Music is a mixed bag. Definitely not one of Uematsu's best compositions. Piano tunes were nice in the few places they happened.
Graphics look ok, though a bit too simple in some places for the current generation of consoles. Framerates dropped quite heavily in many battles too, probably because of the shadow creatures. Too much small detail in such simple designs, I guess.
Not an easy game to score gamer points in either. I finished the game with level 70 characters and had gotten less than 100 points. I sure hope maxing out some levels or shadow ranks will grant a lot more, because I doubt I'll be playing the game much more than that.
With the current low prices though, this is an ok purchase if you're not tired of JRPG's yet. Just be prepared for a very retro, old-school game, which feels like something from early 90's, with modern graphics.
Midnight Club: Los Angeles
1 New from
I really really wanted to like this game, but the things that would've made it fun have been totally ruined. Learning the map and the positions where civilian vehicles appear as obstacles has a much greater impact on your performance than learning to drive the vehicles. And even if you do learn the maps, the game cheats. In addition to the classic AI cheating, which makes AI drive faster and more intelligently if you're in the first place, and slower and worse if you're in last place, the game amplifies your penalties depending on your position in race. Crash in the first place, and your vehicle is often gonna flip twenty times around, wasting 10-20 seconds of time at worst, while such effects never happen if you're in the last place (at least not during my 30-40 hours with the game). Difficulty isn't flexible at all. Buy a better car for a tournament you lost last time, the AI drivers will have better cars too. Upgrading the vehicle doesn't improve your results in the end. I really got sick of these fake and artificial difficulty factors.
So, how about going online then? Sure, against other players with nothing but the best tuned up to the max. You gotta finish half the offline game just to get a vehicle good enough to compete. That, plus there wasn't any civilian/npc cars online. It's purely a matter or knowing the map and about how fast your vehicle is.
What I found great in the game were the visuals and city map itself. It's fun to just drive around exploring every now and then. The weather effects look great (loved driving in rain, despite the added difficulty), it's fun to play hide'n seek with the cops, listening to their radio chatter, etc. Music was ok, though required turning off third of the tracks to be enjoyable. (Sorry, ain't a fan of rap and such).
Basically everything about the game is good enough, except the racing itself. Instead of making the game easier for the player if they get stuck, the little progress you make is hindered with even worse penalties than before. Not even halfway to the game and most races require you to not mess up a single time.
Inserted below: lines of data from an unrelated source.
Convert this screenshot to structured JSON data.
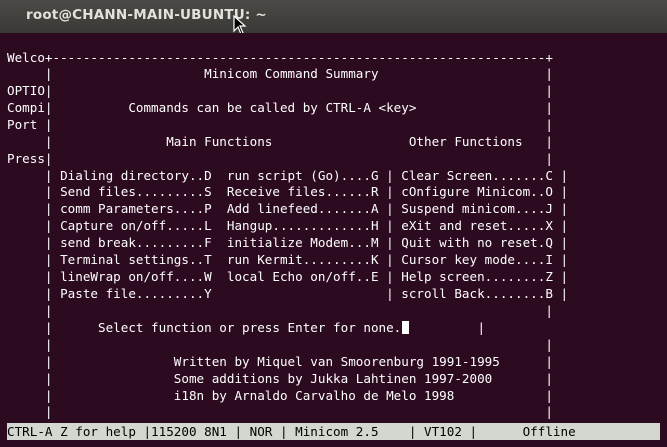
{
  "window": {
    "title": "root@CHANN-MAIN-UBUNTU: ~"
  },
  "terminal": {
    "lines": [
      "Welco+-----------------------------------------------------------------+",
      "     |                    Minicom Command Summary                      |",
      "OPTIO|                                                                 |",
      "Compi|          Commands can be called by CTRL-A <key>                 |",
      "Port |                                                                 |",
      "     |               Main Functions                  Other Functions   |",
      "Press|                                                                 |",
      "     | Dialing directory..D  run script (Go)....G | Clear Screen.......C |",
      "     | Send files.........S  Receive files......R | cOnfigure Minicom..O |",
      "     | comm Parameters....P  Add linefeed.......A | Suspend minicom....J |",
      "     | Capture on/off.....L  Hangup.............H | eXit and reset.....X |",
      "     | send break.........F  initialize Modem...M | Quit with no reset.Q |",
      "     | Terminal settings..T  run Kermit.........K | Cursor key mode....I |",
      "     | lineWrap on/off....W  local Echo on/off..E | Help screen........Z |",
      "     | Paste file.........Y                       | scroll Back........B |",
      "     |                                                                 |",
      "     |      Select function or press Enter for none.",
      "     |                                                                 |",
      "     |                Written by Miquel van Smoorenburg 1991-1995      |",
      "     |                Some additions by Jukka Lahtinen 1997-2000       |",
      "     |                i18n by Arnaldo Carvalho de Melo 1998            |",
      "     |                                                                 |",
      "     +-----------------------------------------------------------------+"
    ],
    "prompt_tail": "         |"
  },
  "statusbar": {
    "text": "CTRL-A Z for help |115200 8N1 | NOR | Minicom 2.5    | VT102 |      Offline"
  }
}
It's just simply not fun, and definitely not challenging the way a challenge should be presented.
I would've liked the game better if the AI raced with a fixed pace, so that if you learn to drive faster than how they perform, you can go past them just as much as your performance is better, without the AI closing that gap instantly with ridiculously maximized performance. I know I'm not the best with racing games, but I've played my fair share. I'm just wondering how horrible experience this is for someone new to racing games. Definitely NOT recommended for beginners!
To summarize: Basically, driving is fun, racing is not. Not a totally horrible purchase at under 25€ though, I suppose.